Set down every record below exactly as it appears, but without the pictures.
Segment Open
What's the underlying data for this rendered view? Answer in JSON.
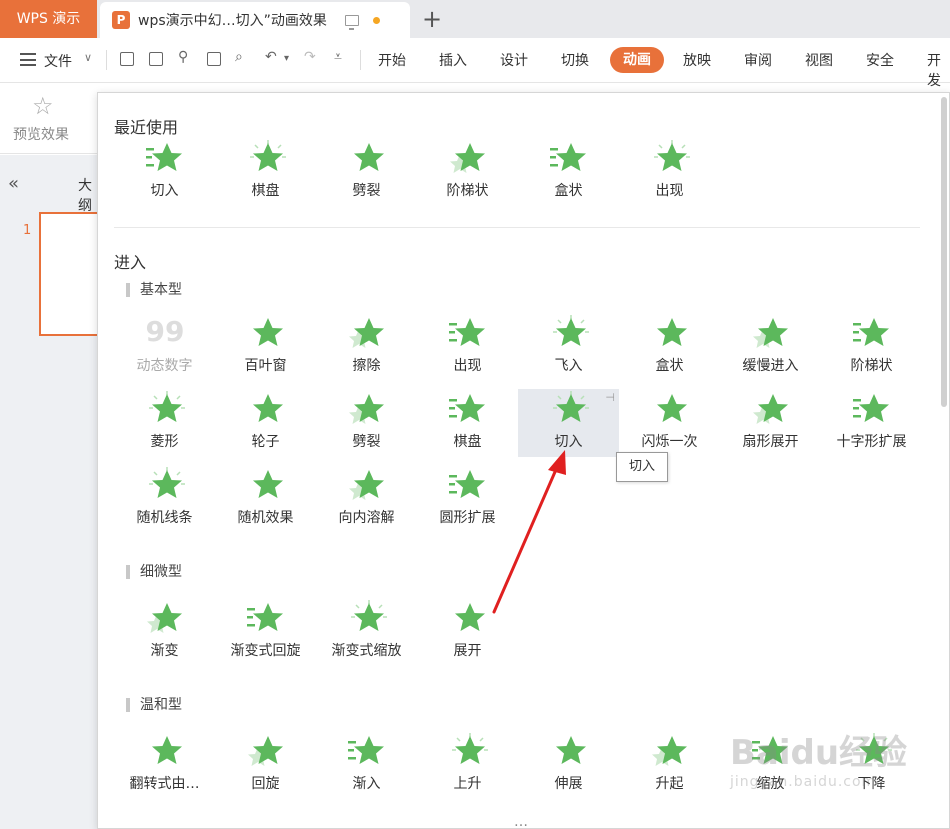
{
  "titlebar": {
    "app_name": "WPS 演示",
    "doc_icon": "P",
    "doc_title": "wps演示中幻…切入”动画效果",
    "new_tab": "+"
  },
  "menubar": {
    "file_label": "文件",
    "tabs": [
      "开始",
      "插入",
      "设计",
      "切换",
      "动画",
      "放映",
      "审阅",
      "视图",
      "安全",
      "开发"
    ],
    "active_tab": "动画"
  },
  "ribbon": {
    "preview_label": "预览效果"
  },
  "leftpane": {
    "outline_label": "大纲",
    "slide_number": "1"
  },
  "panel": {
    "recent_title": "最近使用",
    "recent_items": [
      "切入",
      "棋盘",
      "劈裂",
      "阶梯状",
      "盒状",
      "出现"
    ],
    "enter_title": "进入",
    "basic_title": "基本型",
    "basic_items": [
      "动态数字",
      "百叶窗",
      "擦除",
      "出现",
      "飞入",
      "盒状",
      "缓慢进入",
      "阶梯状",
      "菱形",
      "轮子",
      "劈裂",
      "棋盘",
      "切入",
      "闪烁一次",
      "扇形展开",
      "十字形扩展",
      "随机线条",
      "随机效果",
      "向内溶解",
      "圆形扩展"
    ],
    "subtle_title": "细微型",
    "subtle_items": [
      "渐变",
      "渐变式回旋",
      "渐变式缩放",
      "展开"
    ],
    "moderate_title": "温和型",
    "moderate_items": [
      "翻转式由…",
      "回旋",
      "渐入",
      "上升",
      "伸展",
      "升起",
      "缩放",
      "下降"
    ],
    "more_indicator": "…"
  },
  "tooltip": {
    "text": "切入"
  },
  "watermark": {
    "main": "Baidu经验",
    "sub": "jingyan.baidu.com"
  },
  "colors": {
    "accent": "#e8713a",
    "star": "#5cb85c",
    "arrow": "#e02020"
  }
}
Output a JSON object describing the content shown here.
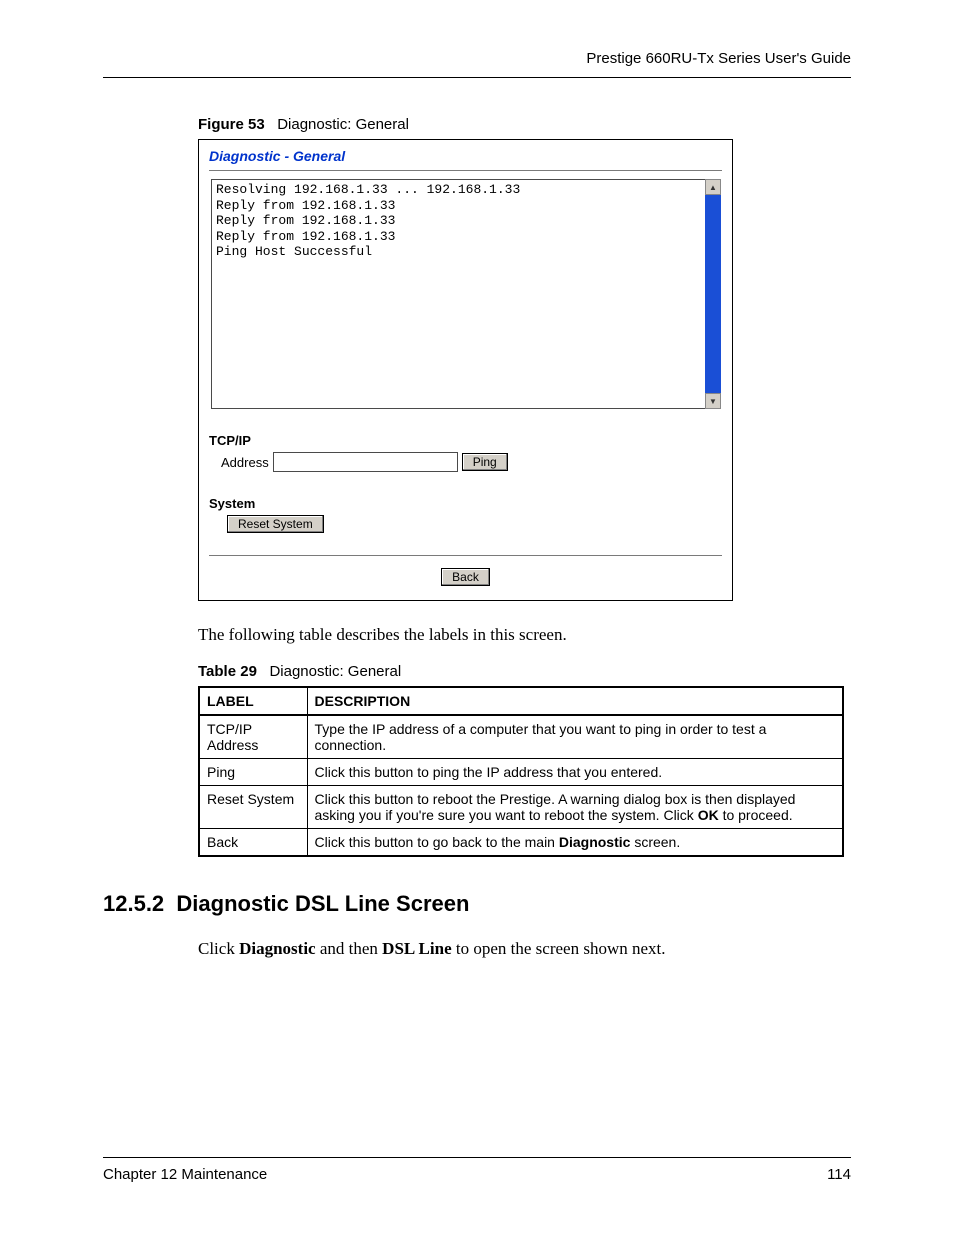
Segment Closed
▶ TASK SOLUTION:
What's the underlying data for this rendered view? Answer in JSON.
{
  "titlebar": {
    "app_name": "WPS 演示",
    "doc_icon": "P",
    "doc_title": "wps演示中幻…切入”动画效果",
    "new_tab": "+"
  },
  "menubar": {
    "file_label": "文件",
    "tabs": [
      "开始",
      "插入",
      "设计",
      "切换",
      "动画",
      "放映",
      "审阅",
      "视图",
      "安全",
      "开发"
    ],
    "active_tab": "动画"
  },
  "ribbon": {
    "preview_label": "预览效果"
  },
  "leftpane": {
    "outline_label": "大纲",
    "slide_number": "1"
  },
  "panel": {
    "recent_title": "最近使用",
    "recent_items": [
      "切入",
      "棋盘",
      "劈裂",
      "阶梯状",
      "盒状",
      "出现"
    ],
    "enter_title": "进入",
    "basic_title": "基本型",
    "basic_items": [
      "动态数字",
      "百叶窗",
      "擦除",
      "出现",
      "飞入",
      "盒状",
      "缓慢进入",
      "阶梯状",
      "菱形",
      "轮子",
      "劈裂",
      "棋盘",
      "切入",
      "闪烁一次",
      "扇形展开",
      "十字形扩展",
      "随机线条",
      "随机效果",
      "向内溶解",
      "圆形扩展"
    ],
    "subtle_title": "细微型",
    "subtle_items": [
      "渐变",
      "渐变式回旋",
      "渐变式缩放",
      "展开"
    ],
    "moderate_title": "温和型",
    "moderate_items": [
      "翻转式由…",
      "回旋",
      "渐入",
      "上升",
      "伸展",
      "升起",
      "缩放",
      "下降"
    ],
    "more_indicator": "…"
  },
  "tooltip": {
    "text": "切入"
  },
  "watermark": {
    "main": "Baidu经验",
    "sub": "jingyan.baidu.com"
  },
  "colors": {
    "accent": "#e8713a",
    "star": "#5cb85c",
    "arrow": "#e02020"
  }
}
Output a JSON object describing the content shown here.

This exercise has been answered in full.